--- INPUT DATA ---

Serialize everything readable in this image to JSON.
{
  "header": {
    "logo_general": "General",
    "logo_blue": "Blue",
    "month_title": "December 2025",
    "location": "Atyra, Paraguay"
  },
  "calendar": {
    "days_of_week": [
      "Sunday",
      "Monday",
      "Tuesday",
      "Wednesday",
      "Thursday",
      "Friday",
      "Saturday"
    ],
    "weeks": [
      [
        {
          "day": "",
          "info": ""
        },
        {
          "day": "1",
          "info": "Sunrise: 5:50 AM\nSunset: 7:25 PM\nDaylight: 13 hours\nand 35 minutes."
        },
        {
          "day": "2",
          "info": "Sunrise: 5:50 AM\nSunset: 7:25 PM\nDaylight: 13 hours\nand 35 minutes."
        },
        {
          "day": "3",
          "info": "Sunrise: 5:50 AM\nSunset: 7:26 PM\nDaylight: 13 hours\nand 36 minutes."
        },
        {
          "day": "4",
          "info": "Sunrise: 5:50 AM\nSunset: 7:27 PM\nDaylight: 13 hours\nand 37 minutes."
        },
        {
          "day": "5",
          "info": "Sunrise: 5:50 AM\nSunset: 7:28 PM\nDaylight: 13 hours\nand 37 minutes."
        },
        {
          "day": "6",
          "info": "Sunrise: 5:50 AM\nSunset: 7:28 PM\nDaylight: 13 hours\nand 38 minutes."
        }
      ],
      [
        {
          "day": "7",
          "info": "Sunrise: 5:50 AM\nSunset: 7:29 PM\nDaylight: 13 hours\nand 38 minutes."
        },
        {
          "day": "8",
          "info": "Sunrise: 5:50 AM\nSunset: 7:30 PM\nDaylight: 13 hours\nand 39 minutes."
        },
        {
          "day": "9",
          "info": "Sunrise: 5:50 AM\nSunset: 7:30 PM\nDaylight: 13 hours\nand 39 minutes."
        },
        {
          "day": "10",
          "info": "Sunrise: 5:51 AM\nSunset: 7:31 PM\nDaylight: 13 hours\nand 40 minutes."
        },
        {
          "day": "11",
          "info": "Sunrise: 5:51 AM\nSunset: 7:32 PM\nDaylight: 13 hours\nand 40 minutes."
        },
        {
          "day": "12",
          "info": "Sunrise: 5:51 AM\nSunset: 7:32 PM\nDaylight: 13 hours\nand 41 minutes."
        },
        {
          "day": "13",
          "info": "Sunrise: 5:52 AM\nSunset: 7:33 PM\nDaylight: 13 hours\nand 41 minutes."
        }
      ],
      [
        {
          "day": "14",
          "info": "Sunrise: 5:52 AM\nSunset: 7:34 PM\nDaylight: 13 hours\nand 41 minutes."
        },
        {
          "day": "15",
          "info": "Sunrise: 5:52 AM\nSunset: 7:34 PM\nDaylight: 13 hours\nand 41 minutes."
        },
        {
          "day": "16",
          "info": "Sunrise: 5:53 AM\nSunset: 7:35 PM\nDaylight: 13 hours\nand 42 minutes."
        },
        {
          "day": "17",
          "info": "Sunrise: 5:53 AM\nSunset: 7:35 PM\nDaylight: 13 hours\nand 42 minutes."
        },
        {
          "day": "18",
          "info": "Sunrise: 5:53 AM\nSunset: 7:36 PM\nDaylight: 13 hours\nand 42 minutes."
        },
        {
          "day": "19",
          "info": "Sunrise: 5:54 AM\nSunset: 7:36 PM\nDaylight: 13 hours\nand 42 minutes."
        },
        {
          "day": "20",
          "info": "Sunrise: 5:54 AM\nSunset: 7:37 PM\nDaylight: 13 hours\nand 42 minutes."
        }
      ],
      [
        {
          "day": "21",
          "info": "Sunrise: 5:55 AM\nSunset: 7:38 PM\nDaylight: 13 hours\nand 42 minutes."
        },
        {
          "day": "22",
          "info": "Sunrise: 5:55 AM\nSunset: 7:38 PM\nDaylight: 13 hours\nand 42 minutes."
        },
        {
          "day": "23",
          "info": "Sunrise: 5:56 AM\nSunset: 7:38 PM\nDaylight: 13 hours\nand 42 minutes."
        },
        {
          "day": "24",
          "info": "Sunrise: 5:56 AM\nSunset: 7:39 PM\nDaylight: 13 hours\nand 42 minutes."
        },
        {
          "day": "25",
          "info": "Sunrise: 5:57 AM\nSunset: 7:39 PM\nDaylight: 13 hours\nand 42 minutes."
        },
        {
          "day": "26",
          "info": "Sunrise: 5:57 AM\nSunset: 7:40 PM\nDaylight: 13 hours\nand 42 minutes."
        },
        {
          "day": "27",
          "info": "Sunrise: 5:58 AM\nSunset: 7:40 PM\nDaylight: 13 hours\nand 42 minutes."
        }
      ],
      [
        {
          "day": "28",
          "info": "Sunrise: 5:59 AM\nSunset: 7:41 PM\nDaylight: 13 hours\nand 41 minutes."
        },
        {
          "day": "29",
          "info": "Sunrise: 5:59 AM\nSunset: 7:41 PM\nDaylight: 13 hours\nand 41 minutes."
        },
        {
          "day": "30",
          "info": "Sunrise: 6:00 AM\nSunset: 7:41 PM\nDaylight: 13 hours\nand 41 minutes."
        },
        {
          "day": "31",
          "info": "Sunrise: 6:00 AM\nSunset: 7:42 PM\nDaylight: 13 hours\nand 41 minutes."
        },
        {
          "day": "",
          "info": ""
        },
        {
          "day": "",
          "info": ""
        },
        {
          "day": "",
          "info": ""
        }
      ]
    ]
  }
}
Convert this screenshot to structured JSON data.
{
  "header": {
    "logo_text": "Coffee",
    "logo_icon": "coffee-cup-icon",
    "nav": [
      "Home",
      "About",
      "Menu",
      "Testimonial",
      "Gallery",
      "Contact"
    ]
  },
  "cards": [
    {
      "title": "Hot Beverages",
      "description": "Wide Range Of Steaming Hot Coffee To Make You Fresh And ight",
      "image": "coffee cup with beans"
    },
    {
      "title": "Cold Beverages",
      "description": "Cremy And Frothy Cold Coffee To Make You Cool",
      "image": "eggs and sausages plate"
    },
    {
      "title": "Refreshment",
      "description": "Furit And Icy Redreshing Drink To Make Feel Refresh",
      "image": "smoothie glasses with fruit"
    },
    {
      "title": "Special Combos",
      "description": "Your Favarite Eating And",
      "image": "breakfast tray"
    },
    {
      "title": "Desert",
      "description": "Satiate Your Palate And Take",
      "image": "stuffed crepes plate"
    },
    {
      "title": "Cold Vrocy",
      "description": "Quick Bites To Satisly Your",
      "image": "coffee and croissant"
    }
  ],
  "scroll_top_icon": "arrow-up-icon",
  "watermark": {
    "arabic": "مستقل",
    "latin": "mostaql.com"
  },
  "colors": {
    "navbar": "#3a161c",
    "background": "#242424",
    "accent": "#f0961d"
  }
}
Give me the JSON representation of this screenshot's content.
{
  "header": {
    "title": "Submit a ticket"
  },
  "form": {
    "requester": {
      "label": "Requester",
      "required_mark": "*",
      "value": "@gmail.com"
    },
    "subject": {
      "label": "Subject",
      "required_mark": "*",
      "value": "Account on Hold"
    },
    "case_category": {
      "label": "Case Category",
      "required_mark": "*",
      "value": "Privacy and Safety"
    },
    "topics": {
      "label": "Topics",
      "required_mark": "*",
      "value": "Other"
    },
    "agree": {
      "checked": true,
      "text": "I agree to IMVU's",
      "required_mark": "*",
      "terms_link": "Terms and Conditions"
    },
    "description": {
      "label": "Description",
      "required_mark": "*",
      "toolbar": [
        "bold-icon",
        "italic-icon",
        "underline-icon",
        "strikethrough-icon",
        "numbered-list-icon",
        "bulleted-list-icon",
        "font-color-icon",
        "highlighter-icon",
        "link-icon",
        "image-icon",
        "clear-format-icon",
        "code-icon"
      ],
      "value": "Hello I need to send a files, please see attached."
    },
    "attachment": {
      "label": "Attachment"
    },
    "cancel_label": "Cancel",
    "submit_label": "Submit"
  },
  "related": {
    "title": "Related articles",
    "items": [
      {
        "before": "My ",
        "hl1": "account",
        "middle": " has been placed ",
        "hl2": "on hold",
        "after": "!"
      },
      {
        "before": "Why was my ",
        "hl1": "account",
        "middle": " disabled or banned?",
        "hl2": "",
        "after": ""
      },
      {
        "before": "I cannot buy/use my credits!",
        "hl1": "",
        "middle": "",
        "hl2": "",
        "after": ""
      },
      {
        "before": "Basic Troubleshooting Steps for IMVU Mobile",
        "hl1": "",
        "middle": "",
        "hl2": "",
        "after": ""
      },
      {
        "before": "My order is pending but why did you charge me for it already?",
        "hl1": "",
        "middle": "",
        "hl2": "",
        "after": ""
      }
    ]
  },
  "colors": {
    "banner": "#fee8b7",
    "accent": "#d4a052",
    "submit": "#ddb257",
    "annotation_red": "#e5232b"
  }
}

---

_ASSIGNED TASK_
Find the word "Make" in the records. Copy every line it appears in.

_RESULT OF THE EXERCISE_
      "description": "Wide Range Of Steaming Hot Coffee To Make You Fresh And ight",
      "description": "Cremy And Frothy Cold Coffee To Make You Cool",
      "description": "Furit And Icy Redreshing Drink To Make Feel Refresh",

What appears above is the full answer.